Bilateral cumulation

When determining the origin of goods that incorporate non-originating materials, the value of any EU/UK goods should not be included in the value of non-originating goods under the new trade deal. This is known as a bilateral cumulation and applies equally to EU goods and UK goods.

For example, where a UK product incorporates both non-EU goods and EU goods, the value of the EU goods can be ignored when calculating the threshold.

Similarly, where EU goods incorporate both UK goods and goods from the rest of the world, EU businesses can ignore the value of the UK goods for the purposes of determining the relevant threshold for origin purposes.
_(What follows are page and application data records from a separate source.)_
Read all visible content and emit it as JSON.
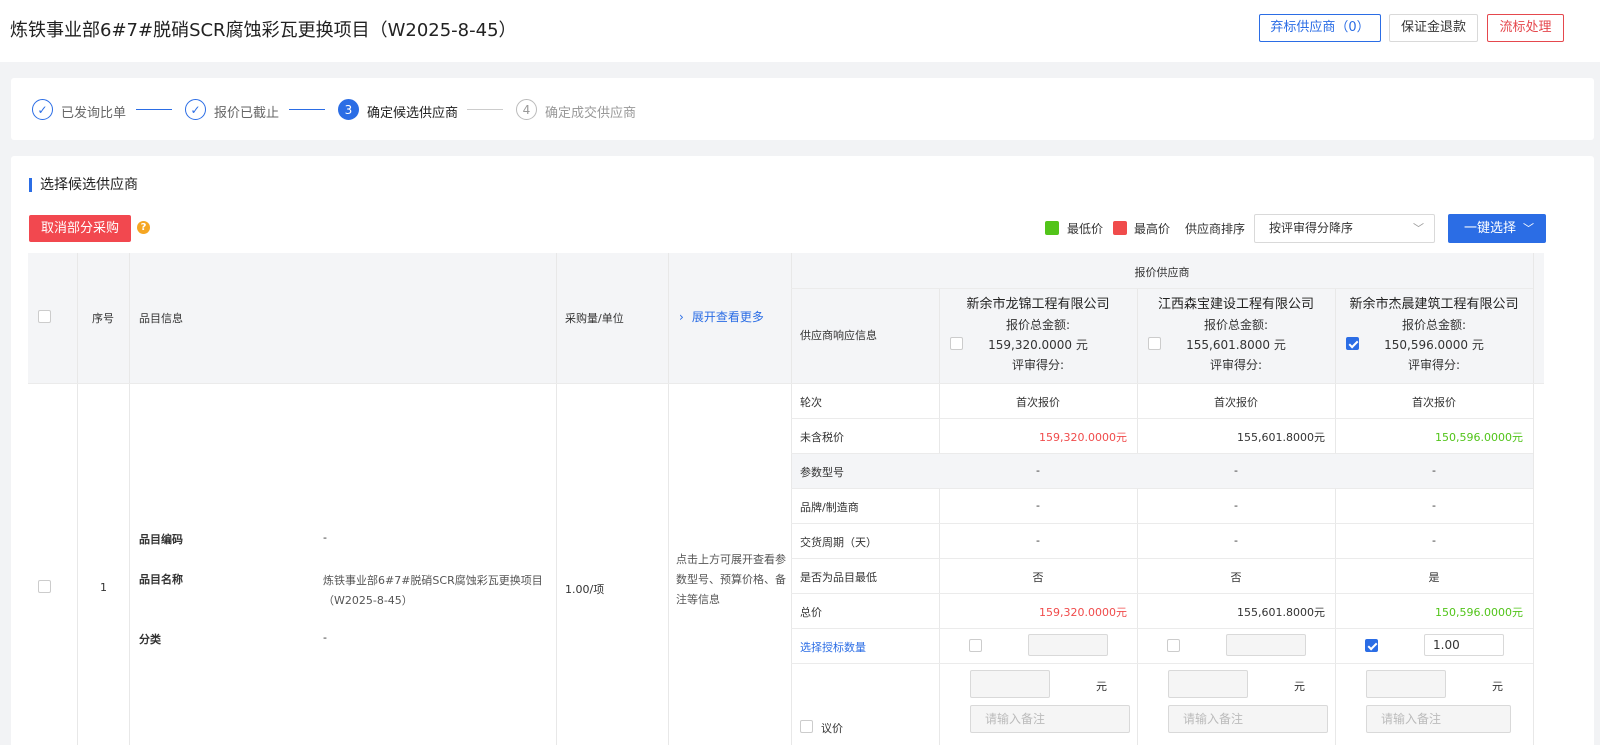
{
  "header": {
    "title": "炼铁事业部6#7#脱硝SCR腐蚀彩瓦更换项目（W2025-8-45）",
    "btn_abandon": "弃标供应商（0）",
    "btn_deposit": "保证金退款",
    "btn_fail": "流标处理"
  },
  "steps": [
    {
      "num": "1",
      "label": "已发询比单",
      "status": "done"
    },
    {
      "num": "2",
      "label": "报价已截止",
      "status": "done"
    },
    {
      "num": "3",
      "label": "确定候选供应商",
      "status": "active"
    },
    {
      "num": "4",
      "label": "确定成交供应商",
      "status": "todo"
    }
  ],
  "section": {
    "title": "选择候选供应商",
    "cancel_btn": "取消部分采购",
    "help": "?",
    "legend_low": "最低价",
    "legend_high": "最高价",
    "sort_label": "供应商排序",
    "sort_value": "按评审得分降序",
    "onekey_btn": "一键选择"
  },
  "colors": {
    "accent": "#2b6de5",
    "low": "#52c41a",
    "high": "#f04b4b"
  },
  "table": {
    "headers": {
      "seq": "序号",
      "item_info": "品目信息",
      "qty_unit": "采购量/单位",
      "expand": "展开查看更多",
      "quote_suppliers": "报价供应商",
      "resp_info": "供应商响应信息"
    },
    "suppliers": [
      {
        "name": "新余市龙锦工程有限公司",
        "total_label": "报价总金额:",
        "total": "159,320.0000 元",
        "score_label": "评审得分:",
        "checked": false,
        "round": "首次报价",
        "untaxed": "159,320.0000元",
        "param": "-",
        "brand": "-",
        "delivery": "-",
        "lowest": "否",
        "total_price": "159,320.0000元",
        "qty": "",
        "price_unit": "元",
        "remark_placeholder": "请输入备注",
        "color": "red"
      },
      {
        "name": "江西森宝建设工程有限公司",
        "total_label": "报价总金额:",
        "total": "155,601.8000 元",
        "score_label": "评审得分:",
        "checked": false,
        "round": "首次报价",
        "untaxed": "155,601.8000元",
        "param": "-",
        "brand": "-",
        "delivery": "-",
        "lowest": "否",
        "total_price": "155,601.8000元",
        "qty": "",
        "price_unit": "元",
        "remark_placeholder": "请输入备注",
        "color": "normal"
      },
      {
        "name": "新余市杰晨建筑工程有限公司",
        "total_label": "报价总金额:",
        "total": "150,596.0000 元",
        "score_label": "评审得分:",
        "checked": true,
        "round": "首次报价",
        "untaxed": "150,596.0000元",
        "param": "-",
        "brand": "-",
        "delivery": "-",
        "lowest": "是",
        "total_price": "150,596.0000元",
        "qty": "1.00",
        "price_unit": "元",
        "remark_placeholder": "请输入备注",
        "color": "green"
      }
    ],
    "row_labels": [
      "轮次",
      "未含税价",
      "参数型号",
      "品牌/制造商",
      "交货周期（天）",
      "是否为品目最低",
      "总价",
      "选择授标数量",
      "议价"
    ],
    "row": {
      "seq": "1",
      "code_label": "品目编码",
      "code_value": "-",
      "name_label": "品目名称",
      "name_value_1": "炼铁事业部6#7#脱硝SCR腐蚀彩瓦更换项目",
      "name_value_2": "（W2025-8-45）",
      "cat_label": "分类",
      "cat_value": "-",
      "qty": "1.00/项",
      "expand_hint_1": "点击上方可展开查看参",
      "expand_hint_2": "数型号、预算价格、备",
      "expand_hint_3": "注等信息"
    }
  }
}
Onus on importers to retain evidence of origin

To claim a tariff preference (duty-free importation), British importers of goods from the EU will need to demonstrate to HMRC that the goods originated in the EU.

Importers will be expected to retain documentary evidence to support their claim and to demonstrate that they have undertaken sufficient due diligence, if the EU seller of the goods claims that they have EU origin.

It is important to be aware that it’s the responsibility of the importer to satisfy HMRC that the goods meet the appropriate tests. Failure to provide appropriate evidence may result in tariffs being applied, which can significantly increase the cost of the goods.

Exports and the origin of goods

UK businesses exporting goods to the EU may do so on a tariff-free basis only if the goods are of UK origin. They will be required to evidence how they have determined the origin of the goods in question. And they should keep adequate records of costings, ie, where the finished goods incorporate non-originating goods.

This is something that exporters to non-EU countries are already familiar with, but which will be new to many businesses that have become exporters as a result of Brexit.

Exporters will need to know the origin of any raw materials or component parts that are incorporated into the finished product. If these are of EU origin, they can count as UK origin goods under the bi-lateral cumulation rule. To confer UK origin the goods must be sufficiently produced in the UK (again, simple operations such as mixing, labelling, screening, dilution, peeling and assembly may not be regarded as sufficient).

It’s also possible that the EU customer may request an origin declaration from the UK exporter. When exporting goods, the exporter may need to get a suppliers’ declaration to prove the origin of materials used in the manufacture process, or for finished products that are bought and are re-exported.

This is more likely in situations when any materials used in the manufacturing process don’t change tariff heading or when the value of non-originating materials is over the specified limit.

A declaration of origin may also be required if only minimal processing is carried out or the exporter buys and exports goods in the same state.

Getting to grips with the new rules

The trade and co-operation agreement is a long and complex document. It will be several months before businesses, advisers and HMRC get to grips with the full practical impact. Much of the devil is in the detail and while the agreement is welcomed (as far better than No Deal’), there are nuances of the UK-EU trade deal that will be far reaching.

Any business involved in importing or exporting goods to the EU must now get to grips with these new rules as a matter of urgent priority.

Written by Alex Baulf, Grant Thornton